Take the 2-minute tour ×
Movies & TV Stack Exchange is a question and answer site for movie and tv enthusiasts. It's 100% free, no registration required.

If the people in Laketown in The Hobbit: The Desolation of Smaug really do fear Smaug, why don't they just relocate to a far away place?

share|improve this question

3 Answers 3

up vote 5 down vote accepted

From the LotR wiki:

Uniquely, of all of the towns, settlements, fortresses, and cities of Middle-earth, Lake-town utilized water as its defense. The Long Lake was also surrounded by towering cliffs and high mountains, all helpful natural barriers that had the potential to aid its defenders in a siege (such as the Easterling invasion of the North in TA 3018).

So in other words, until Smaug the town had provided a very good defence against almost all forms of attack. The townsfolk were't living in fear of invasion or under any real threat and so felt secure.

It is worth nothing the following from the wiki as well:

...Smaug, livid with bestial fury, had winged his way to the town in the dead of night and promptly began to immolate the wooden matchwood structures there, materials that burst into flame at the slightest provocation. Its inhabitants realized all too late their predicament and while some, including most of the women and children, got away safely on boats, many perished in the maelstrom of fire that ensued. A brave company of spearmen and archers attempted, in vain, to shoot down the dragon, but were mostly immolated themselves. The town was wrecked by the dragon...

In other words, once they realised their predicament, many tried to leave the place to survive.

Finally, with regards to the rebuilding of the town after its decimation by Smaug:

The inhabitants also learned a crucially important, but painful, lesson bought with the blood of loved ones: the town was built to be less susceptible to flame and its military was expanded. These lessons greatly aided it during the War of the Ring.

This last step meant they didn't need to worry about relocation again after the death of Smaug.

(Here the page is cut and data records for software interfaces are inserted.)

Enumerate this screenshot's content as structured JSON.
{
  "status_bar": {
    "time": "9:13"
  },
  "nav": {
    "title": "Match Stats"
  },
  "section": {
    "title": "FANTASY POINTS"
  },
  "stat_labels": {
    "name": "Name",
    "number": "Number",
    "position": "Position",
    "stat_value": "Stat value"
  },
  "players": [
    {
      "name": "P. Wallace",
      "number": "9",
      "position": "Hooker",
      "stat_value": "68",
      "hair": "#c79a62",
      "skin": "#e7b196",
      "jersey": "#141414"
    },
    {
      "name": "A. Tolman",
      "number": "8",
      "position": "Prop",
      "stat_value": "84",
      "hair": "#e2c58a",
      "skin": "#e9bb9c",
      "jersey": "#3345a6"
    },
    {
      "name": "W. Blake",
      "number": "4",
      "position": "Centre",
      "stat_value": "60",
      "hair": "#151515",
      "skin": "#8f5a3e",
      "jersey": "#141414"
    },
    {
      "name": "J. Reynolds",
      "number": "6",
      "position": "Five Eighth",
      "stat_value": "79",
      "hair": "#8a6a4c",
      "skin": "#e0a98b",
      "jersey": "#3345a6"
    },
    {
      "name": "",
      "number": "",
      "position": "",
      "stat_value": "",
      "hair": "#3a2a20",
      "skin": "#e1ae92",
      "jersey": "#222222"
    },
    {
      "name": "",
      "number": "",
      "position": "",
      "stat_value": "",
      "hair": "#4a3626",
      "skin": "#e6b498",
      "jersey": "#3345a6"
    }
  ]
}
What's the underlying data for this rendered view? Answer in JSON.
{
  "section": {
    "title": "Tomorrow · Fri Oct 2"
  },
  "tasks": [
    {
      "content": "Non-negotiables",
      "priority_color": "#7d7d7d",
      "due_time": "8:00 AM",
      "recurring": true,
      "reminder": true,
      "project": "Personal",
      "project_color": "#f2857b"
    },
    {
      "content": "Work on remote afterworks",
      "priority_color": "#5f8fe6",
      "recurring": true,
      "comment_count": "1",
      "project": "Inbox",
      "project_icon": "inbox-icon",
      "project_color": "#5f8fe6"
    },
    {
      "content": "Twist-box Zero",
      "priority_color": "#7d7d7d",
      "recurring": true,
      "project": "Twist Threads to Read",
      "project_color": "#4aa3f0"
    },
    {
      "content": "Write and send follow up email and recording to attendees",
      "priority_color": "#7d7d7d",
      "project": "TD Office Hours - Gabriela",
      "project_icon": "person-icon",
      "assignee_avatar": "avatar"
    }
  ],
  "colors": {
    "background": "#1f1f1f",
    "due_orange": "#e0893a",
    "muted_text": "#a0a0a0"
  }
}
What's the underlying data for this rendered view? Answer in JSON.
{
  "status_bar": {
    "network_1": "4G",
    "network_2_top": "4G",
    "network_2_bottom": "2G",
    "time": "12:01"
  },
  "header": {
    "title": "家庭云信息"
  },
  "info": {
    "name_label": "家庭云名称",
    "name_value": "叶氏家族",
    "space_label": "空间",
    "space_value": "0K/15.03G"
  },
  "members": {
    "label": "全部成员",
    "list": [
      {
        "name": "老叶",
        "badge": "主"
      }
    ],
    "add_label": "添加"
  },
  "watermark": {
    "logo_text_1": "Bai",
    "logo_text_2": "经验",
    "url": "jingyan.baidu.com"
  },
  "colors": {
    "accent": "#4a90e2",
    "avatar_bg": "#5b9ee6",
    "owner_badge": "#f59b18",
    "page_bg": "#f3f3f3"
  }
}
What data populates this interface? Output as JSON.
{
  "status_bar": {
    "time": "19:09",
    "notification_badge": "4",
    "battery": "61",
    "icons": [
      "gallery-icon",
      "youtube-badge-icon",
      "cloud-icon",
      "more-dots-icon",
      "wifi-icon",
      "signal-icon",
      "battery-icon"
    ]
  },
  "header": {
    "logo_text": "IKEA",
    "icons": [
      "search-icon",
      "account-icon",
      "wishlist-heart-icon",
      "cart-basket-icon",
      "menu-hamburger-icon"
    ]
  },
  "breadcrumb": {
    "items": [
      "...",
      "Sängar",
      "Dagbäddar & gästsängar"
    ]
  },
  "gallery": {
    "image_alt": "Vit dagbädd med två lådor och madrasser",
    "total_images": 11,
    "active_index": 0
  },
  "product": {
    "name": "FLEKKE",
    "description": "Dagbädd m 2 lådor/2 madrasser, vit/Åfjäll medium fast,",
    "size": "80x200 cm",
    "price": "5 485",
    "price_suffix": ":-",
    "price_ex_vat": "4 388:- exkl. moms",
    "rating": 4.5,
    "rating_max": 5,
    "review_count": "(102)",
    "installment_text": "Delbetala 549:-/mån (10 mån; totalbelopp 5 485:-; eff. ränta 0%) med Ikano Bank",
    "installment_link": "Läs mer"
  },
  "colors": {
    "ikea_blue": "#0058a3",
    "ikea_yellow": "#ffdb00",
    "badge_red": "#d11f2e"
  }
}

Additionally, @invalid_iq's answer provides some excellent economic reasons why the townsfolk remained.

share|improve this answer

Most of them make a living of fishing and doing business with the elves. Relocating makes fishing impossible and also, most likely, stops them from doing business with the elves (which they do using the water).

So if they move to another location, they lose all there income and hence, they have to start from complete scratch. They think they have a pleasant life at the time being, knowing that the dragon wont wake up without a good reason. There's no point for Smaug to destroy the city, unless he can use it as a threat to get what he wants.

share|improve this answer
1  
+1 "mass relocation" in a medieval setting is basically analogous to "mostly die of hunger, survivors persist as a despised underclass wherever they end up." –  mxyzplk Mar 29 at 14:01
    
Nice addition! Thanks :) –  invalid_id Mar 30 at 14:33

Compare with real life where people live in places that is plagued with regular disaster such as Bangladesh (flooding) or parts of USA (tornadoes). After they have lost everything the survivors just rebuild.

share|improve this answer
1  
This is very true, but doesn't really address the question and thus would be much better suits as a comment. –  Andrew Martin Mar 28 at 12:20

Your Answer

 
discard

By posting your answer, you agree to the privacy policy and terms of service.

Not the answer you're looking for? Browse other questions tagged or ask your own question.